We’ve probably all known people who care enough to get on a soapbox and preach on a topic that they didn’t care enough to read the first thing about (sometimes, you can tell media pundits haven’t even taken the time to google or wiki a topic that they have taken the time to run a radio/television feature on!). This piece’s purpose is to highlight that these behavioural patterns exist, less so to analyse exactly why people do this. But I can conjecture reasons such as virtue signalling and group-identifying as possible explanations.
The Lobster Pot and The Failsure Mechanism
What’s discussed thus far is more embarrassing or funny. But how and when do these behavioural patterns become lethal?
Well, you have to think about this in terms of probability:
If your threshold for being very certain and having a lot of conviction in a stance is very low, but your threshold for changing your mind after that point is very high, then you can get fanatically locked into a course of action just because you thought it or said it.
It’s a way of accidentally treating your own thoughts or speech as supporting evidence just because those thoughts or speech are yours. Eckhart Tolle is especially good at explaining the dynamics of identifying with one’s own thoughts or speech. This can very much lock our steering wheel on a course we don’t really want to be on because we feel any questioning of the course is a personal attack on ourselves.
It functions like a lobster pot: it’s dangerously easy for us to end up with a certain thought, feeling, or belief; but once we’ve identified with it, it can be fiendishly difficult for us to back out of it, often preferring actual material harm in order to save ourselves from egoic harm.
To satirise this mechanism the same exaggerated way Kahneman satirised non-transitivity with the delicatessen example:
If you hear the rumble strips on the edge of the road warning you that you’re veering off: should you course correct or veer off into the ditch and kill yourself to spite the rumble strips?
A system with a failsafe mechanism is one that has a backup feature that kicks in to prevent catastrophe if something goes awry. This is why I call these kinds of behavioural patterns Failsure Mechanisms. If you allow your ego to cause you to run towards danger to spite warnings, then even tiny mistakes can end up spiralling into catastrophes.
Bringing back our mismatched thresholds again: it is a much safer way to live to have a higher threshold for being sure of something than your threshold for changing your mind because this lets you make small mistakes, and still be open to the feedback your environment is giving you to tell you to stop damaging yourself.

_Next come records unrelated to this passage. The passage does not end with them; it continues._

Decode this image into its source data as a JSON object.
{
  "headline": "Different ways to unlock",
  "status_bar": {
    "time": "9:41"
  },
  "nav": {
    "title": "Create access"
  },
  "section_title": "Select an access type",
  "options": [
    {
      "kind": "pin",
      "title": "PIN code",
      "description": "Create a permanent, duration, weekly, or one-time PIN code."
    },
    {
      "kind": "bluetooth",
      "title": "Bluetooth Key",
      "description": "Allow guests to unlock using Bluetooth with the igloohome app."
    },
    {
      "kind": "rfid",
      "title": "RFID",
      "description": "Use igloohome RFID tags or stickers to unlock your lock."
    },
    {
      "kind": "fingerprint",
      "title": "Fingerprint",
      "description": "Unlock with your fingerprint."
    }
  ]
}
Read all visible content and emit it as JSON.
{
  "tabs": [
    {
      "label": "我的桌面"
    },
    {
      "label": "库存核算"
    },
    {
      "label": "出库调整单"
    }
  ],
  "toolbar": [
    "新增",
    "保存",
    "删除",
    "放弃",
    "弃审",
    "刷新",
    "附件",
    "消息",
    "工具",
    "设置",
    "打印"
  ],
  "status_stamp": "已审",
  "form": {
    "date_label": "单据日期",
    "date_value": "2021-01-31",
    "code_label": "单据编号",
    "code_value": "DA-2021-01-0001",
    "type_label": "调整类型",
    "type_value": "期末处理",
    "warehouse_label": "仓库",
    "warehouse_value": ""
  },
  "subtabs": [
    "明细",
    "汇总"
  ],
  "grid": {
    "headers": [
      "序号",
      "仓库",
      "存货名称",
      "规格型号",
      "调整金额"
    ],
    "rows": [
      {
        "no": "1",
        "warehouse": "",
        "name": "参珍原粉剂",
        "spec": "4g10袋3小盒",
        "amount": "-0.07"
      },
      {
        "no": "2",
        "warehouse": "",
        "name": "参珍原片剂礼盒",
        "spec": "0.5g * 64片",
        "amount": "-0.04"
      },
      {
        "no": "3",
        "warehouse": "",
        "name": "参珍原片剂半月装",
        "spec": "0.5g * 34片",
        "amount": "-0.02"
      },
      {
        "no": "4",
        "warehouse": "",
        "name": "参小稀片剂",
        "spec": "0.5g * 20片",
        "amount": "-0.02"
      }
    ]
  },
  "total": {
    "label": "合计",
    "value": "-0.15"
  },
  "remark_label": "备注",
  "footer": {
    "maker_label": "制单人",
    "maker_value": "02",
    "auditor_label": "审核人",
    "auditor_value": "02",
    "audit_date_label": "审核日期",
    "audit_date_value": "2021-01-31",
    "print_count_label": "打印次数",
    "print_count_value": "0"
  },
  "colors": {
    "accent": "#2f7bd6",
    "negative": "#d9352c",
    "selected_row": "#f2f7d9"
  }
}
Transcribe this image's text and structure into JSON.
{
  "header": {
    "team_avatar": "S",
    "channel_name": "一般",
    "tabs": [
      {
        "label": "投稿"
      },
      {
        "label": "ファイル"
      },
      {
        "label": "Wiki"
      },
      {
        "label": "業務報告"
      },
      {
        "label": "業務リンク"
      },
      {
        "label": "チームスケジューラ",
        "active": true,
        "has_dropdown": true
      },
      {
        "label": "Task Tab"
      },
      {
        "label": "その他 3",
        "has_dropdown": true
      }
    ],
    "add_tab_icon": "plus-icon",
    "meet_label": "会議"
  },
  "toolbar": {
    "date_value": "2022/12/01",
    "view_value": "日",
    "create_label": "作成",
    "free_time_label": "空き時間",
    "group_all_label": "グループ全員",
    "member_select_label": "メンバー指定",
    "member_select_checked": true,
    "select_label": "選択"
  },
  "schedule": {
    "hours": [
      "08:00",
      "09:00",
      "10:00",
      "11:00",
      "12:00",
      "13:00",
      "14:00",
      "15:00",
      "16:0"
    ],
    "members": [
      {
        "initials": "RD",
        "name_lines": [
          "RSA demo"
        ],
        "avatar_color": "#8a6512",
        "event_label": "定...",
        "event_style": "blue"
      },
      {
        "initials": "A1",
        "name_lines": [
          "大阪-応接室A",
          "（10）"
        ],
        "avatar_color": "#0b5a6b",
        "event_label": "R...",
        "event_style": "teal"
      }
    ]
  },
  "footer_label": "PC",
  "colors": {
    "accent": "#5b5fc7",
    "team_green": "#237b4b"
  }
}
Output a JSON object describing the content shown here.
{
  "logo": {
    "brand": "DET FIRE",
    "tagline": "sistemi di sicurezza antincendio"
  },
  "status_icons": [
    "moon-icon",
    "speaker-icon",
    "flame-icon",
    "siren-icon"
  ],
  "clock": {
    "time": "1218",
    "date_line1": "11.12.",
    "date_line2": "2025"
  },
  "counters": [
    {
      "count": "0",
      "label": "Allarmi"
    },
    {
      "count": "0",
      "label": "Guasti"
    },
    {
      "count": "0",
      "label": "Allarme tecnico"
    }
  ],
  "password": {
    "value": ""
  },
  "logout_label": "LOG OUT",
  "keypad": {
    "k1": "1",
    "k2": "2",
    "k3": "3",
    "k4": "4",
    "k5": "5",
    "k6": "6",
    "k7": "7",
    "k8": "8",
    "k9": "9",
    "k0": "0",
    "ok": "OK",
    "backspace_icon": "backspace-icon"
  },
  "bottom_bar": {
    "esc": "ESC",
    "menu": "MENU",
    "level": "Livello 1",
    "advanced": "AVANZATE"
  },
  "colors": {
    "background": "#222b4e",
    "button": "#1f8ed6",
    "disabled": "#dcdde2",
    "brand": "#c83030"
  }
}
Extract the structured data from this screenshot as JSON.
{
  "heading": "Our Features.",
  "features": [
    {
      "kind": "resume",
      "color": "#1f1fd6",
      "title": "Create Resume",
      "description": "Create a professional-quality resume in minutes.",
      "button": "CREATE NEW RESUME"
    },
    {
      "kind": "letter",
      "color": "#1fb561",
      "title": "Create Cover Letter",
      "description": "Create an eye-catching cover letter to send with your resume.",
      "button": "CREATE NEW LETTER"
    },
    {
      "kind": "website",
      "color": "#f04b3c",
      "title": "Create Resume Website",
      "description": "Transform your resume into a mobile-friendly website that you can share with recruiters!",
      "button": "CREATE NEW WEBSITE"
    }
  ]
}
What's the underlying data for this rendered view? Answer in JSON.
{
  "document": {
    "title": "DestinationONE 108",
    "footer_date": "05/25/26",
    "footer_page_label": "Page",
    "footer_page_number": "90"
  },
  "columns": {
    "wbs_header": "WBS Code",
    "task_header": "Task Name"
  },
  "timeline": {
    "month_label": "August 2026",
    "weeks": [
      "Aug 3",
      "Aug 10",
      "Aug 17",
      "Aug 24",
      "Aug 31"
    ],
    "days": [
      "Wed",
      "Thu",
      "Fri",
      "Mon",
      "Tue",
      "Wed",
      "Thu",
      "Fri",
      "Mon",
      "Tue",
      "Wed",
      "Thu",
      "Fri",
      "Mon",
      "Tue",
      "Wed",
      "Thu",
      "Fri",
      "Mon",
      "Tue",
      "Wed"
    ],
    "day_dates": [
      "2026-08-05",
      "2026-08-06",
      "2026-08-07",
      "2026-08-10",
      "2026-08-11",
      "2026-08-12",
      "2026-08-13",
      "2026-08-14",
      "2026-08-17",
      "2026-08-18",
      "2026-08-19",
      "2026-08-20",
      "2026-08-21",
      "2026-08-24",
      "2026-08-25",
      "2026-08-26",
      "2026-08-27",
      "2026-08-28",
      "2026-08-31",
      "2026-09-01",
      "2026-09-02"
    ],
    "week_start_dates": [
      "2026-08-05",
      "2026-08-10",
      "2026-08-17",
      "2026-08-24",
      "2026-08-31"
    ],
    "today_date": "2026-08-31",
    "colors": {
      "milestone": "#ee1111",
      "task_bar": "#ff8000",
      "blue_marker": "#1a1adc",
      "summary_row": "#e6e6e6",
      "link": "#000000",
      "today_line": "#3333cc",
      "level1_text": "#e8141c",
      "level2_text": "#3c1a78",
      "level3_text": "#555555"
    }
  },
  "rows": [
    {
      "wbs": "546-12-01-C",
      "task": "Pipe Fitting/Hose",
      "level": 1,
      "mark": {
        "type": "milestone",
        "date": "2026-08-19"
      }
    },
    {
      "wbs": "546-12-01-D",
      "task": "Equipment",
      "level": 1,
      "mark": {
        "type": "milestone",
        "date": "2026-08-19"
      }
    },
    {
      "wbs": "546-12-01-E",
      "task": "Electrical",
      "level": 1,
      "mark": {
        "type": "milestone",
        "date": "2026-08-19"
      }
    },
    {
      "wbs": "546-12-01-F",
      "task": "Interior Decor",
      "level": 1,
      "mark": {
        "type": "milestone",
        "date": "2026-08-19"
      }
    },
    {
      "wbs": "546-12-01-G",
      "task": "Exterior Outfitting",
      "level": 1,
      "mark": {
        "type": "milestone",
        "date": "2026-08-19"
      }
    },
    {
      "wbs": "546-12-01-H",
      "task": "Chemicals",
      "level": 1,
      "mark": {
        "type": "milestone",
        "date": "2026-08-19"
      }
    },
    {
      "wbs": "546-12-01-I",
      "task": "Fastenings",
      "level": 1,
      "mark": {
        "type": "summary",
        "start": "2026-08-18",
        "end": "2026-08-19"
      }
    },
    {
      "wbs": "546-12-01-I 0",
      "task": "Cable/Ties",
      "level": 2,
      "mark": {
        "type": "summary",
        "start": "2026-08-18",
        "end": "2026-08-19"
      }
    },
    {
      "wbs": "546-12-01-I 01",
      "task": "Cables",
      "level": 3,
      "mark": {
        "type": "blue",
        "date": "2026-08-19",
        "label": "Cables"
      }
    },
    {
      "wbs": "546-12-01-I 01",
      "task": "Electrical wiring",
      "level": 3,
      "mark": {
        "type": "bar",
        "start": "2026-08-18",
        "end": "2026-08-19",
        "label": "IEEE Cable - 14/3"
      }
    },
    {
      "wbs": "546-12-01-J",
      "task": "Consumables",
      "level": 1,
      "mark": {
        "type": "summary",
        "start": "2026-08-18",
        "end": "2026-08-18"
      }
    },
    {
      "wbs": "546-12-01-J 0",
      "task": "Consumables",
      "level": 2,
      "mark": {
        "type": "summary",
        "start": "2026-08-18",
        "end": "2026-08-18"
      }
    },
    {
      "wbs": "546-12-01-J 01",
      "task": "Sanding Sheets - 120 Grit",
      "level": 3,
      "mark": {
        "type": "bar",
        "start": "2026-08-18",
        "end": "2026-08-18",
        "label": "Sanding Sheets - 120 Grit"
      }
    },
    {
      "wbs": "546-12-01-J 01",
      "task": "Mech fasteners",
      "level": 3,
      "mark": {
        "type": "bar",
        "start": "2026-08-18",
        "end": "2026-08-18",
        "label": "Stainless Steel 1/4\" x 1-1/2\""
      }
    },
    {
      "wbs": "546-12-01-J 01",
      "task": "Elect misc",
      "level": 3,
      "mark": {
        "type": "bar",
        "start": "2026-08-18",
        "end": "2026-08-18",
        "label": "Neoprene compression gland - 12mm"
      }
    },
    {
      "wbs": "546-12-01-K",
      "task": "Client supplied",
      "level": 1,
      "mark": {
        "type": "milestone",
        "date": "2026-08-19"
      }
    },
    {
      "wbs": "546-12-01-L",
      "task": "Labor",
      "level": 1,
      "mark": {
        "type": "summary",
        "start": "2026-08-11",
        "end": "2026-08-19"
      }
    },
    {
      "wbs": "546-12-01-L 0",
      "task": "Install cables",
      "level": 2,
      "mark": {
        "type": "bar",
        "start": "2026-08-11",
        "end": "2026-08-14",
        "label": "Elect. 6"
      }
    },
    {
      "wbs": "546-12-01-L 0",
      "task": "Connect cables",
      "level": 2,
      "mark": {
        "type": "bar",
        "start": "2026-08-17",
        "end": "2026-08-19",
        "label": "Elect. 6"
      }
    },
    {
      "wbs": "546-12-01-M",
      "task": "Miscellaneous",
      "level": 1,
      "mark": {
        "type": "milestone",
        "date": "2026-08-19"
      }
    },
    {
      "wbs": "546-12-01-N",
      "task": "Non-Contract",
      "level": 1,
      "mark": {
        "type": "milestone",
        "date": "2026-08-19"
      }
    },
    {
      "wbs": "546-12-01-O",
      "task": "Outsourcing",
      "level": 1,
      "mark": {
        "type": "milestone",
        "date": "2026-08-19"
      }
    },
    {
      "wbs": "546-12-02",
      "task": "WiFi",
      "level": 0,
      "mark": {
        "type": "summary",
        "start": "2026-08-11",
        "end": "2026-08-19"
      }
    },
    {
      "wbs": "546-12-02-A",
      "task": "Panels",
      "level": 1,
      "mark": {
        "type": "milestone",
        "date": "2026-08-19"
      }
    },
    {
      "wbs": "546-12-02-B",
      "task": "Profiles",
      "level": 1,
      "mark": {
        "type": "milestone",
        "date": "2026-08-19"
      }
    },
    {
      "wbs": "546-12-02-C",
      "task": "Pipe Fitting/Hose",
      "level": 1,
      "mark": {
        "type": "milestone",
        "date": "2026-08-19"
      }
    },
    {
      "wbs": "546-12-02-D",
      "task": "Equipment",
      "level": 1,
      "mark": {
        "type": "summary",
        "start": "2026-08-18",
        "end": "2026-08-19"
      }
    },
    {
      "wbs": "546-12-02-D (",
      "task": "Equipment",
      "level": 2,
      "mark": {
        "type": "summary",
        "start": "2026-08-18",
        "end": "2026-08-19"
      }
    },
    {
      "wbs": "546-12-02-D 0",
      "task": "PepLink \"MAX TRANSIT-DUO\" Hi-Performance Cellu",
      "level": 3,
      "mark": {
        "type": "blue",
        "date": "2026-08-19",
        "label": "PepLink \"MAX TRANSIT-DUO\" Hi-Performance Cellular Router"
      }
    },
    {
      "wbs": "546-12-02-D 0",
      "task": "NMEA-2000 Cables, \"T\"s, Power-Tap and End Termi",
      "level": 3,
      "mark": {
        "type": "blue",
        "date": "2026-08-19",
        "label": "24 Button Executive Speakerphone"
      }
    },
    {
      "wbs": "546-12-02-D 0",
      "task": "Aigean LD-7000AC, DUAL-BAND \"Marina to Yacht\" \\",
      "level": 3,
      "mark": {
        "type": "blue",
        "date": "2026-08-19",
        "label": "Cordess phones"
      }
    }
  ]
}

On the other hand: having a very low threshold for certainty but a very high threshold for changing your mind will result in you treating warnings of impending danger as if the warnings were the danger. Donald Trump learned this the hard way when he would punish his staff for giving him warnings or telling him bad news until he was surrounded by yes-men who would rather tell him things were hunky-dory as they were on a collision course.
Conviction + Vague = Convaguetion
As often happens, I feel we’re missing a word for the dangerous combination of conviction and certainty in a stance or idea that we’ve put precious little consideration into, or have close to zero evidence to support it. As annoying as it can be for everyone having to work or live with people who have this behavioural trait, it’s nothing next to the damage Convaguetion does to its host.
by Cian Walker